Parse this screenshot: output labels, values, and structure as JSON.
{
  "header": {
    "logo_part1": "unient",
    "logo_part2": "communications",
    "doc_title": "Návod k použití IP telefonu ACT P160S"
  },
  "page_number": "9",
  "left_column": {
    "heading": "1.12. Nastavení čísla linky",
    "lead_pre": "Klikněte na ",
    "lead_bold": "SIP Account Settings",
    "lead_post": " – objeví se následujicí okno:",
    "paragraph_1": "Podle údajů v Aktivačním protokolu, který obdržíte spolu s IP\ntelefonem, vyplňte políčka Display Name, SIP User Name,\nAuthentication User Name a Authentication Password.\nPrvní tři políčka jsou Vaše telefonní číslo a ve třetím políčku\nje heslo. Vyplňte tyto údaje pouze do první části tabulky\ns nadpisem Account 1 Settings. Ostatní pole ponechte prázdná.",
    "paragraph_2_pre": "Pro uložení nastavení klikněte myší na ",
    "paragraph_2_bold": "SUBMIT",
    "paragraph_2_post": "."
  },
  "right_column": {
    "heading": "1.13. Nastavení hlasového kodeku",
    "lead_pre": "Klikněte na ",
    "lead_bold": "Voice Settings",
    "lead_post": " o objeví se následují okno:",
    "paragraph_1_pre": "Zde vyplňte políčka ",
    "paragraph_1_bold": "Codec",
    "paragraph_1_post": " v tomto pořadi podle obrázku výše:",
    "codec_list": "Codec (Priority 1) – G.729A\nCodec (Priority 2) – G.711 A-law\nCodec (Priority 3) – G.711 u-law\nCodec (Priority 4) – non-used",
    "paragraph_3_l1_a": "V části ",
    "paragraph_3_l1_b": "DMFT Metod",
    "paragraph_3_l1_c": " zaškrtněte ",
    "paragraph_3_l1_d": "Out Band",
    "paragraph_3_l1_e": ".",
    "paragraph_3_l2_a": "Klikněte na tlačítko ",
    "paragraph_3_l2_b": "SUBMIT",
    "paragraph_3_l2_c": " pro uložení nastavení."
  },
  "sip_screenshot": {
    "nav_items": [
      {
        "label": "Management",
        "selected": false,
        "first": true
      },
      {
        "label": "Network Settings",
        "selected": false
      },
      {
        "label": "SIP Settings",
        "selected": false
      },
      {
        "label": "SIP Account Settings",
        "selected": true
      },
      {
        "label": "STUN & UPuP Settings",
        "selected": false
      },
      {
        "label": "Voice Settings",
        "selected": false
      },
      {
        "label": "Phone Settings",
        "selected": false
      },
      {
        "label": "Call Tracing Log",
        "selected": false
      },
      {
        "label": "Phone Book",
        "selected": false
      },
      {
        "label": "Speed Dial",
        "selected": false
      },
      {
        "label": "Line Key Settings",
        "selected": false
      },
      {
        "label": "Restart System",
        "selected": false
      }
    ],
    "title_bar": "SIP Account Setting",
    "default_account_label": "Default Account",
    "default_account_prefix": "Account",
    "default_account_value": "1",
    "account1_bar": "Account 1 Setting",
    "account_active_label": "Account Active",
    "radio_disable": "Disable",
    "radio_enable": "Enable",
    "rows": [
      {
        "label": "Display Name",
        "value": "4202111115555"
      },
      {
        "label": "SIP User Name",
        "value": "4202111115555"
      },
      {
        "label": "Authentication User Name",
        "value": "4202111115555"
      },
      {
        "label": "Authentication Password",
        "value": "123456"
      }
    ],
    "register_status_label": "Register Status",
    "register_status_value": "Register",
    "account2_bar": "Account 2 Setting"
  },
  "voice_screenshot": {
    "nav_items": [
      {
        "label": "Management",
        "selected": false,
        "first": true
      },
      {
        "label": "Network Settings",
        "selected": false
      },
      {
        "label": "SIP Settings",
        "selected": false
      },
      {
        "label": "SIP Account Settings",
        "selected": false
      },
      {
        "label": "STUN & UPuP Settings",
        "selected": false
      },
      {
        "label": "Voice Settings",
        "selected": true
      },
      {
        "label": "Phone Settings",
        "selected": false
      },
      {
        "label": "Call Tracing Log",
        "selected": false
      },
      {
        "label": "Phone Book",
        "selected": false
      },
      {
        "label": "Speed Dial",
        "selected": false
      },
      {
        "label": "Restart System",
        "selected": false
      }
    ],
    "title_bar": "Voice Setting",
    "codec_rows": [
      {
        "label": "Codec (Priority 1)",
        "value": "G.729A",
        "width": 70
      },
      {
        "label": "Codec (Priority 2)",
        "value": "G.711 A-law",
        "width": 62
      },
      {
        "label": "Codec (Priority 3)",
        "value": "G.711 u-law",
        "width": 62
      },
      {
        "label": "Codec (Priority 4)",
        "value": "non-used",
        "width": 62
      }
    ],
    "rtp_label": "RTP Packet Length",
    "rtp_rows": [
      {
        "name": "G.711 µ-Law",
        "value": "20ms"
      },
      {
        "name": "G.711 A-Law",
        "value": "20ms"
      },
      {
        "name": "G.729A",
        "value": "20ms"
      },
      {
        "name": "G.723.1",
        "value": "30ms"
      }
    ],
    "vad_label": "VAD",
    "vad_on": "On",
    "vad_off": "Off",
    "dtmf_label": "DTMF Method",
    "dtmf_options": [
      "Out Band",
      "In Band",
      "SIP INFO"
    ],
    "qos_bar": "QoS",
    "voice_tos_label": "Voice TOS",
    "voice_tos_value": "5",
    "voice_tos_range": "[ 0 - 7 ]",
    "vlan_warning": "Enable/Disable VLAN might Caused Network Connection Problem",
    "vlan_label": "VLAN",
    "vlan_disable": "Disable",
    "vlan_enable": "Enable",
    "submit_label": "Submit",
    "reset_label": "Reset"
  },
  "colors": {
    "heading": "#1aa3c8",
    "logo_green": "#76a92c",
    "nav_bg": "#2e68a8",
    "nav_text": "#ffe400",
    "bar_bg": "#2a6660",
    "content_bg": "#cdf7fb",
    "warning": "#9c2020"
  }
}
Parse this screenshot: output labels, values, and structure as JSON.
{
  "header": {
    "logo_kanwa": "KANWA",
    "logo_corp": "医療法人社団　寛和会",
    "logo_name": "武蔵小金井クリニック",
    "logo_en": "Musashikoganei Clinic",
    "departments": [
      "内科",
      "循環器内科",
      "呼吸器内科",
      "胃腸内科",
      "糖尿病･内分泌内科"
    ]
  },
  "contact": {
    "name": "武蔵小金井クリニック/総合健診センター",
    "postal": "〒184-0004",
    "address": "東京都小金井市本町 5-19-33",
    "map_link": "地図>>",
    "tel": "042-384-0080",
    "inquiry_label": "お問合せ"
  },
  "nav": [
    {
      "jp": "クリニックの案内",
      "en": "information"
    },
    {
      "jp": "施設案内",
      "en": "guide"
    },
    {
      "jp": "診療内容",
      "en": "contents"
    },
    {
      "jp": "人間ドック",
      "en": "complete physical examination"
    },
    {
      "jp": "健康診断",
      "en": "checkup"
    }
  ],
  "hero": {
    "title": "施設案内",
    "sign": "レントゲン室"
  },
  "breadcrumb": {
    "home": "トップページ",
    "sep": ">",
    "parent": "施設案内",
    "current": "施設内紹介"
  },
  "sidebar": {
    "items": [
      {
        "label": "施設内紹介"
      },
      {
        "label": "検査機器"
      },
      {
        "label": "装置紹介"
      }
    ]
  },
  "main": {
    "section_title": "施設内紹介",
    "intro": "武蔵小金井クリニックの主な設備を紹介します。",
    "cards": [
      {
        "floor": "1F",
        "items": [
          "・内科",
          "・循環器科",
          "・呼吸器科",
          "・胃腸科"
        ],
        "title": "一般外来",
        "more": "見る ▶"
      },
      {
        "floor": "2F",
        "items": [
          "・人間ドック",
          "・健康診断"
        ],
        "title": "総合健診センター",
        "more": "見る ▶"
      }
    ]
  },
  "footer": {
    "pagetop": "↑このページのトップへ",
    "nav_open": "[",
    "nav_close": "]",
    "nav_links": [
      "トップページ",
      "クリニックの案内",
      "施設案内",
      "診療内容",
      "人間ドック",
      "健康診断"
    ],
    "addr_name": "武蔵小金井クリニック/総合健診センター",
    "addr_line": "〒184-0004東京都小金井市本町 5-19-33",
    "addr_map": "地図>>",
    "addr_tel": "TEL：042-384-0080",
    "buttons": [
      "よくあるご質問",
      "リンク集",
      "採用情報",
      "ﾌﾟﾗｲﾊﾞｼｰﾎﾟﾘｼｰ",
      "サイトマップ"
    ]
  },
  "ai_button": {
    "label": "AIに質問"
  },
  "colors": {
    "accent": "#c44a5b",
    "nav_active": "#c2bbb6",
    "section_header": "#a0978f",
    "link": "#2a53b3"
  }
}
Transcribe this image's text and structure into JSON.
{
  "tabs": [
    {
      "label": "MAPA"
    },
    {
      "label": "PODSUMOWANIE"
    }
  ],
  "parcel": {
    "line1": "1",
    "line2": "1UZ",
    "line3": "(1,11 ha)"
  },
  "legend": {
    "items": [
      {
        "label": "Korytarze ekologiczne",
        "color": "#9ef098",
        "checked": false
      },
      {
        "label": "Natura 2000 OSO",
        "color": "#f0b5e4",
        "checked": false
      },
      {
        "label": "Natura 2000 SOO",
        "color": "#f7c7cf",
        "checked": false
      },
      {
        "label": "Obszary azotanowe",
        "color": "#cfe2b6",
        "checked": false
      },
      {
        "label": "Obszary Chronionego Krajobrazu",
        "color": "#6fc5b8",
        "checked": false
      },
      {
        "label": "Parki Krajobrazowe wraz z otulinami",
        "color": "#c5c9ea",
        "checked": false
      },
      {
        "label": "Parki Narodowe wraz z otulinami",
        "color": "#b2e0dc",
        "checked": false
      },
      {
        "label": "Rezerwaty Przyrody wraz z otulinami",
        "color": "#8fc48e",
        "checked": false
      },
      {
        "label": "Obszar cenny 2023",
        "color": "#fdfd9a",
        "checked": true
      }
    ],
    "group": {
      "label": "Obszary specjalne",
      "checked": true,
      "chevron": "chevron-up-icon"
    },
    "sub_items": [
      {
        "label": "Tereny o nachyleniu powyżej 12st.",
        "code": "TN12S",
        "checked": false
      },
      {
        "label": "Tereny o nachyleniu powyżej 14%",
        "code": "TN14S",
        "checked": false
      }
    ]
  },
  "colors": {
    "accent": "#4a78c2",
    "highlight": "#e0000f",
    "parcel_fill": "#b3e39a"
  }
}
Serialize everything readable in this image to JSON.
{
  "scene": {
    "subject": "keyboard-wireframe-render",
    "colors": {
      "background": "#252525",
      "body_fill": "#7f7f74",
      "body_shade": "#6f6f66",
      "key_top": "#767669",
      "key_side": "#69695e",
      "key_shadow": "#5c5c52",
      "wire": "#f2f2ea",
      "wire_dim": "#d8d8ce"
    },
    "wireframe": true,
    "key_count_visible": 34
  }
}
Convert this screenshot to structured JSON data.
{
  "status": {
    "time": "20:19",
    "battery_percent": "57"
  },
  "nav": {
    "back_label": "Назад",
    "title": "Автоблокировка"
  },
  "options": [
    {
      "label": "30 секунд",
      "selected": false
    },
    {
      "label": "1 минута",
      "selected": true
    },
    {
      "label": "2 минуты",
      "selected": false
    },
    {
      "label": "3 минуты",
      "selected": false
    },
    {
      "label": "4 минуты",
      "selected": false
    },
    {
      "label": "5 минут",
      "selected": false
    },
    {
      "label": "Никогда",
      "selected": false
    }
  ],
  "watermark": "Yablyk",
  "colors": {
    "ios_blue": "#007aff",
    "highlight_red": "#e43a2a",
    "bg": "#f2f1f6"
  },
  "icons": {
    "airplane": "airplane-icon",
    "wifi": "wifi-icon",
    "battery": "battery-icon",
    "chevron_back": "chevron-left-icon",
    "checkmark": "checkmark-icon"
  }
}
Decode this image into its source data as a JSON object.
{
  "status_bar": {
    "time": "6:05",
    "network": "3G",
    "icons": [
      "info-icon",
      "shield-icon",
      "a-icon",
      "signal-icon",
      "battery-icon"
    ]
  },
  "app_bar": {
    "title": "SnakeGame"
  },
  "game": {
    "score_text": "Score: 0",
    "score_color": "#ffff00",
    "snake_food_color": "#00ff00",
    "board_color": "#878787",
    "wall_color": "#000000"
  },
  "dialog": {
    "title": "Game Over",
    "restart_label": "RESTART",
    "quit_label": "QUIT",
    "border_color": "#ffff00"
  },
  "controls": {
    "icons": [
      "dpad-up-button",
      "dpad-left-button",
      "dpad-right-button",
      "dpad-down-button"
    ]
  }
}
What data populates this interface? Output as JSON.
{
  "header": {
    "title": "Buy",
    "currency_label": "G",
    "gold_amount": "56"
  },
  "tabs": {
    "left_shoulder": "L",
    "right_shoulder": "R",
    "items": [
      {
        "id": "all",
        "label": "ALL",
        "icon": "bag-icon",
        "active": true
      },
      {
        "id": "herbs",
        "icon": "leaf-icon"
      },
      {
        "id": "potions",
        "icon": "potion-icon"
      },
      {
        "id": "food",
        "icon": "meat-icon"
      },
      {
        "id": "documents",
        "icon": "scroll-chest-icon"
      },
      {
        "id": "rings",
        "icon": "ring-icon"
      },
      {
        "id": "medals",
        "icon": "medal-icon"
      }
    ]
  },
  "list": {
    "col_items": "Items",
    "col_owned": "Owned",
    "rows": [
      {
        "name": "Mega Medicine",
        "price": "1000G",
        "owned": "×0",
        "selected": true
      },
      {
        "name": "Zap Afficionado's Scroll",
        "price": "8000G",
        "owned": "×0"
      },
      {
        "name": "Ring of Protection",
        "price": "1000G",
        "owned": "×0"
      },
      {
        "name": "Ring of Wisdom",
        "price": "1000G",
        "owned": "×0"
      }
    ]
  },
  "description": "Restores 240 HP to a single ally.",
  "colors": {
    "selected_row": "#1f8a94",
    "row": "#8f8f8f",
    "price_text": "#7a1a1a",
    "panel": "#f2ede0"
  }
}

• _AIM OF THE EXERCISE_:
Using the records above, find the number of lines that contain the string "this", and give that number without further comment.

• _TASK OUTPUT_:
7